THE PROBLEM = Your answer should be every line of the records that contains the word "JSON".

##### THE RECORDS #####

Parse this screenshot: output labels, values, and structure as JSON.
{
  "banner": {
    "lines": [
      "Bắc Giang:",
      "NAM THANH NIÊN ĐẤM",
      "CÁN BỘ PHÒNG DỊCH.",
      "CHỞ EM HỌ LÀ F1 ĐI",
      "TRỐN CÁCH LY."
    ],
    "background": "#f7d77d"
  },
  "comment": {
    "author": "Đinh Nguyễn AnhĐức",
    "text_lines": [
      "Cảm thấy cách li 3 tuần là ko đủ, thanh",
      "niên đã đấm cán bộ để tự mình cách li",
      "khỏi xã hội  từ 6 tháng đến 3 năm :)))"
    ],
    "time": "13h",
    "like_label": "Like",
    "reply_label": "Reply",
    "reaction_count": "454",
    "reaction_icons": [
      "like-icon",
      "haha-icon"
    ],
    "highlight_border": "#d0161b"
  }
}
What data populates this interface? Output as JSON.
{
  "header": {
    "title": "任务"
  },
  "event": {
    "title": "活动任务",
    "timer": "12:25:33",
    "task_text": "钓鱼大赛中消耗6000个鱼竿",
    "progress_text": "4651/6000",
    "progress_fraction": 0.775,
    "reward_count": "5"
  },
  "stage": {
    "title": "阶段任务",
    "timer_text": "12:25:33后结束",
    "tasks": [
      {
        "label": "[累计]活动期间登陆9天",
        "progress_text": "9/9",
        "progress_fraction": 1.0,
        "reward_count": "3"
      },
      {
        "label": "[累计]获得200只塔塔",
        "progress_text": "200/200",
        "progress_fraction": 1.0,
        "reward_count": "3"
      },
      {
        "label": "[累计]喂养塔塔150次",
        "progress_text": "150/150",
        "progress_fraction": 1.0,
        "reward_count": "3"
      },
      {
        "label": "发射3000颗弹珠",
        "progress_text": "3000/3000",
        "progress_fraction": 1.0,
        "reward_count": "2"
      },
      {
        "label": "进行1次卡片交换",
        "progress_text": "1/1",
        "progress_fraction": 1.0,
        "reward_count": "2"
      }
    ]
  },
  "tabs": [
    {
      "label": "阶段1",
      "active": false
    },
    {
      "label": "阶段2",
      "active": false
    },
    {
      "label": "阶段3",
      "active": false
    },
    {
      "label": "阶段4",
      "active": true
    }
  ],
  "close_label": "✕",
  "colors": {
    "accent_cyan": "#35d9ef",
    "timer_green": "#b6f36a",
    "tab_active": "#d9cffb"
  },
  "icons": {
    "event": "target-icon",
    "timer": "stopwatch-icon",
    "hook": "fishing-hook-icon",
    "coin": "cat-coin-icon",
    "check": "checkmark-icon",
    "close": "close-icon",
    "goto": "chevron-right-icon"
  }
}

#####

WRITTEN REPLY =
Parse this screenshot: output labels, values, and structure as JSON.
What data populates this interface? Output as JSON.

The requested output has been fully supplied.